_Records for the exercise:_
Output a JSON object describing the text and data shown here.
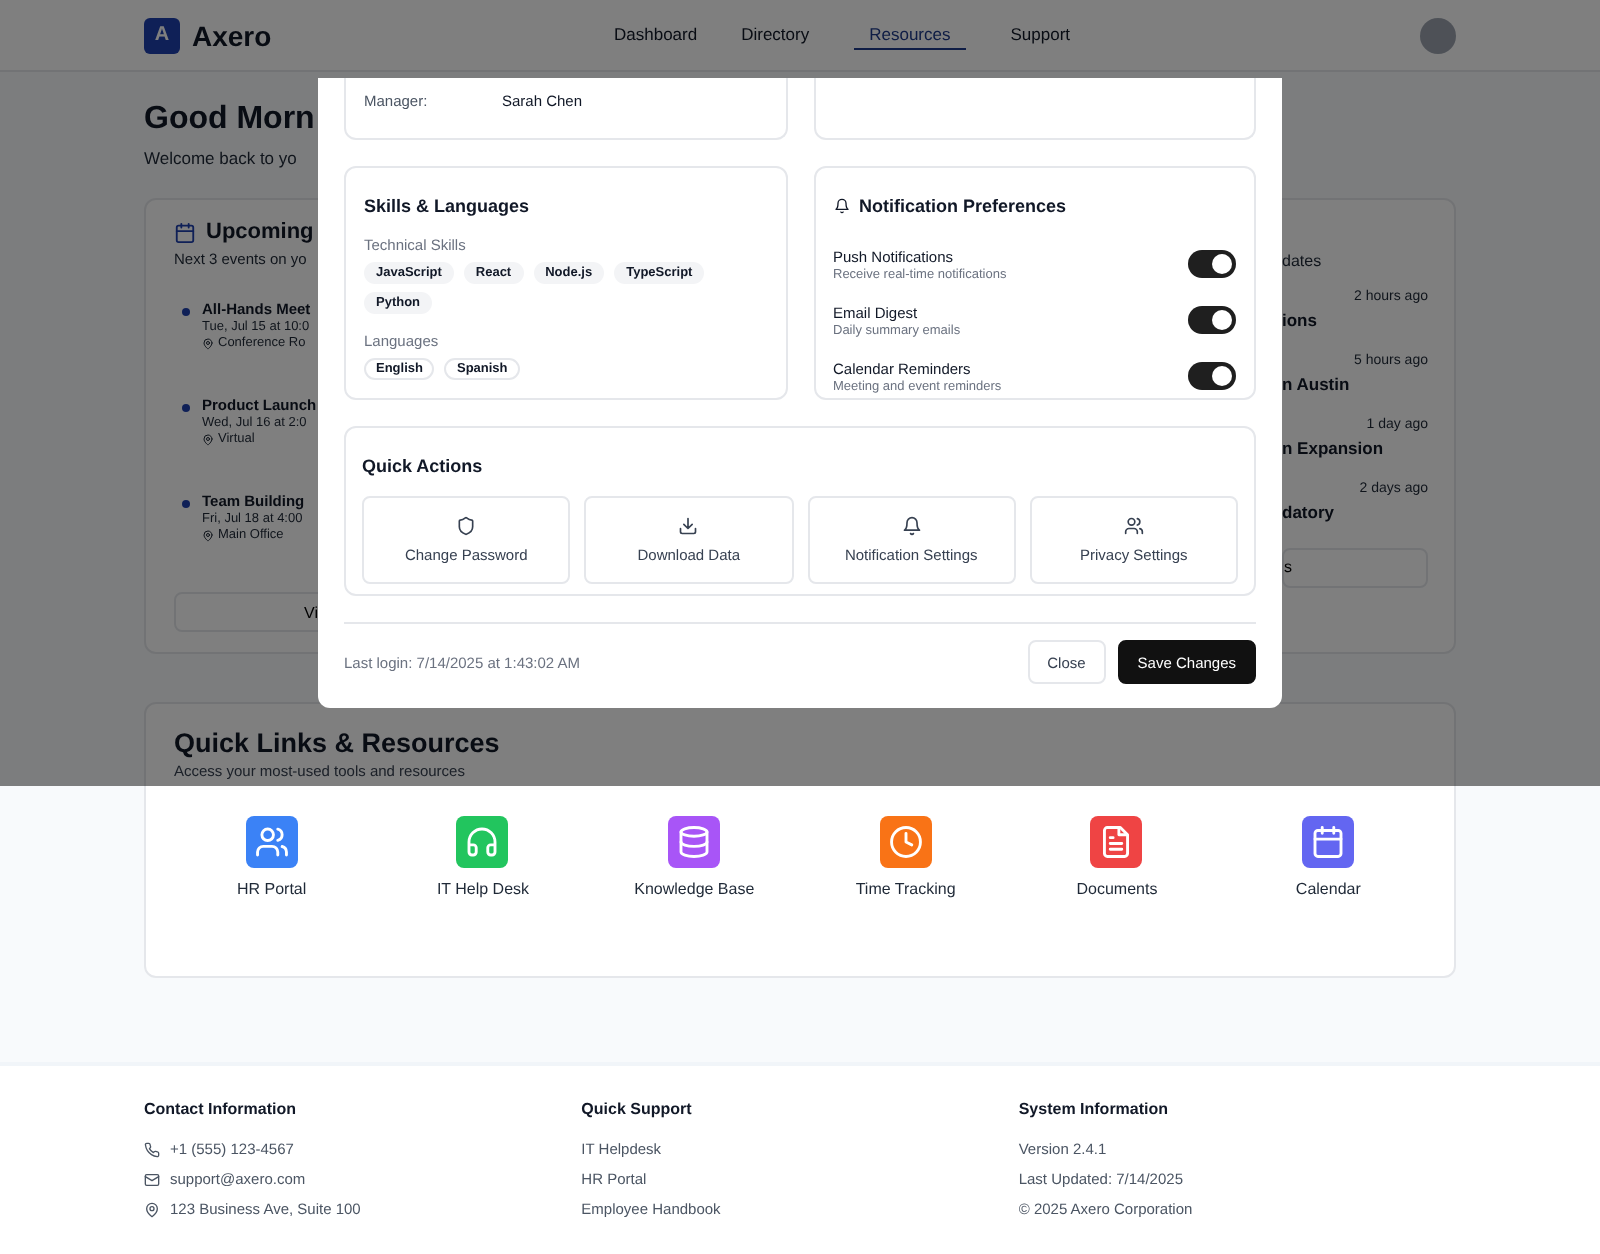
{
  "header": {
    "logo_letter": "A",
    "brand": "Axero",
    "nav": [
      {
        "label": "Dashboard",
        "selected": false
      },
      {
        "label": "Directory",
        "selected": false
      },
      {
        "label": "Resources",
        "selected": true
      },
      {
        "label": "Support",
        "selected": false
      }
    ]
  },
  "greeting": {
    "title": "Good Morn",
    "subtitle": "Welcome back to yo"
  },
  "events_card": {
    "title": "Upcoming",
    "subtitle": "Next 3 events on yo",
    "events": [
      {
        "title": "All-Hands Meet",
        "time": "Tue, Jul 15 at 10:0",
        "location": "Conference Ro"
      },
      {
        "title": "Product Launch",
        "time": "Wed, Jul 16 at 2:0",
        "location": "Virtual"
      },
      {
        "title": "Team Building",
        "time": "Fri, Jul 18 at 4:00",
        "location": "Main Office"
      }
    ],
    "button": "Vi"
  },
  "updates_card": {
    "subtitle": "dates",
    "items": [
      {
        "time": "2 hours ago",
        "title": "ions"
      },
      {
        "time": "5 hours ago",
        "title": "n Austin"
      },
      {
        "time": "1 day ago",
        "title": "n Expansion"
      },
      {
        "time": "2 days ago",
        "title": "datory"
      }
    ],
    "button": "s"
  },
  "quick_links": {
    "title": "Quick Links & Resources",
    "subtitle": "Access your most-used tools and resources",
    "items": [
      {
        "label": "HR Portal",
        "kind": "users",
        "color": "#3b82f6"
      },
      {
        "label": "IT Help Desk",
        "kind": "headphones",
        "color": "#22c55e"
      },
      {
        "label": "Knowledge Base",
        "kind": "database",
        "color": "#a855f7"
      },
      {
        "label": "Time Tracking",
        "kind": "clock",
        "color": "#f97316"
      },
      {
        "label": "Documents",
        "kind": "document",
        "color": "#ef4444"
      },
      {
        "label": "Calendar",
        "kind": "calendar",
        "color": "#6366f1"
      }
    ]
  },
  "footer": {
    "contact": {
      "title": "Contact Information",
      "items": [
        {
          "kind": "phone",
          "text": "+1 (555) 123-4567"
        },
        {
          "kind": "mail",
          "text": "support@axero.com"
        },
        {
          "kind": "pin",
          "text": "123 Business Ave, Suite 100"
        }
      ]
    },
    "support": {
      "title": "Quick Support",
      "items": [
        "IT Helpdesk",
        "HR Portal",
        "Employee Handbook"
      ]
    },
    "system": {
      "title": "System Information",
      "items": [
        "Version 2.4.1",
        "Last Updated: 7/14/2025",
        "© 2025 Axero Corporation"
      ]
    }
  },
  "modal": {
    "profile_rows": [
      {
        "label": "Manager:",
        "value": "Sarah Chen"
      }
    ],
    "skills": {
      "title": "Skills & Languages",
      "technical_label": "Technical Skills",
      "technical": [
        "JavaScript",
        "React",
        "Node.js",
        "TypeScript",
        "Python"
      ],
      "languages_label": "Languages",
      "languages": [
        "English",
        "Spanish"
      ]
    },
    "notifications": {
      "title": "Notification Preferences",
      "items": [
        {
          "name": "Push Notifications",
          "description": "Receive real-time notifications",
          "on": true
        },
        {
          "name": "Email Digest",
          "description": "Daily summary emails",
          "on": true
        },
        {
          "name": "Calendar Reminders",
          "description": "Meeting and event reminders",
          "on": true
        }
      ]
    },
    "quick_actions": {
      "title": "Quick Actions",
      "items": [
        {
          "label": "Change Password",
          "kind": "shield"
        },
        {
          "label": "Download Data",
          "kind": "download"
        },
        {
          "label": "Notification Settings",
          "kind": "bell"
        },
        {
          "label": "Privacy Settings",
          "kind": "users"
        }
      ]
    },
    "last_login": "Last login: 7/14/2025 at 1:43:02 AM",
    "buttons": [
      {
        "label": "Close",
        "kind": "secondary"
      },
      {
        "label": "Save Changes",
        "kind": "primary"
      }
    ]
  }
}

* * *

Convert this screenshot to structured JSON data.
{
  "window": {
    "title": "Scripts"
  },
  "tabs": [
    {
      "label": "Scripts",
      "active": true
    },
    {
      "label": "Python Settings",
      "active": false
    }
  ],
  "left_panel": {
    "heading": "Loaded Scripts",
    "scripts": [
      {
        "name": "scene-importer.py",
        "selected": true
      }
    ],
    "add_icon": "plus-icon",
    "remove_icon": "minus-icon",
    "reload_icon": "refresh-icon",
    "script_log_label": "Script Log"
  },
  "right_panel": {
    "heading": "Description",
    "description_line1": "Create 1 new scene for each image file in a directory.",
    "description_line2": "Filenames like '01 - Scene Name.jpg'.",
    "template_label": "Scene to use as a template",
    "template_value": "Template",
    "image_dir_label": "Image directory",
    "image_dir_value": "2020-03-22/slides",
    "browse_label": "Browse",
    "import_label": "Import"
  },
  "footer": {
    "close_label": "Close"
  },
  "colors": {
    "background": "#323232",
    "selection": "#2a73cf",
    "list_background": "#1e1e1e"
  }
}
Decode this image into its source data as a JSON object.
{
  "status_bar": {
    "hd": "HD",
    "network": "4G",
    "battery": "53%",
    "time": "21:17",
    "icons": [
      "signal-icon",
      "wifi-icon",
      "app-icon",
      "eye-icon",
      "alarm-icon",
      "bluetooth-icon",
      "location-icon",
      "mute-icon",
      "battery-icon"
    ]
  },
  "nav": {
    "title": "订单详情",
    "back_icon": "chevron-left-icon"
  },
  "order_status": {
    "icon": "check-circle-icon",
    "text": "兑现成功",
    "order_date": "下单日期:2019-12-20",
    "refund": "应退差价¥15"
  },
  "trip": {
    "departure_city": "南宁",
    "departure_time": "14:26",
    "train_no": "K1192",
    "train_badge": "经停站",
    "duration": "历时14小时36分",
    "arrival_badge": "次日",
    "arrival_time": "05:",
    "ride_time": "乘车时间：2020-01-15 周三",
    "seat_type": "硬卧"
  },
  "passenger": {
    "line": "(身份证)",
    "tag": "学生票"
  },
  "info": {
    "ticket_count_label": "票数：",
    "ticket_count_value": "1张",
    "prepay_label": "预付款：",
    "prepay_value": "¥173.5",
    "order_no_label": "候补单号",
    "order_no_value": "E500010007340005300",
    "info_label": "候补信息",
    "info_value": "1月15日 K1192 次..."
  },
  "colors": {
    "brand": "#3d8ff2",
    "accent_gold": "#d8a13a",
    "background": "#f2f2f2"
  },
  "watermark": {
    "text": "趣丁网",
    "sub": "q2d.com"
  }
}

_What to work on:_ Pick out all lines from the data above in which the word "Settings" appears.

_Result of the task:_
          "label": "Notification Settings",
          "label": "Privacy Settings",
      "label": "Python Settings",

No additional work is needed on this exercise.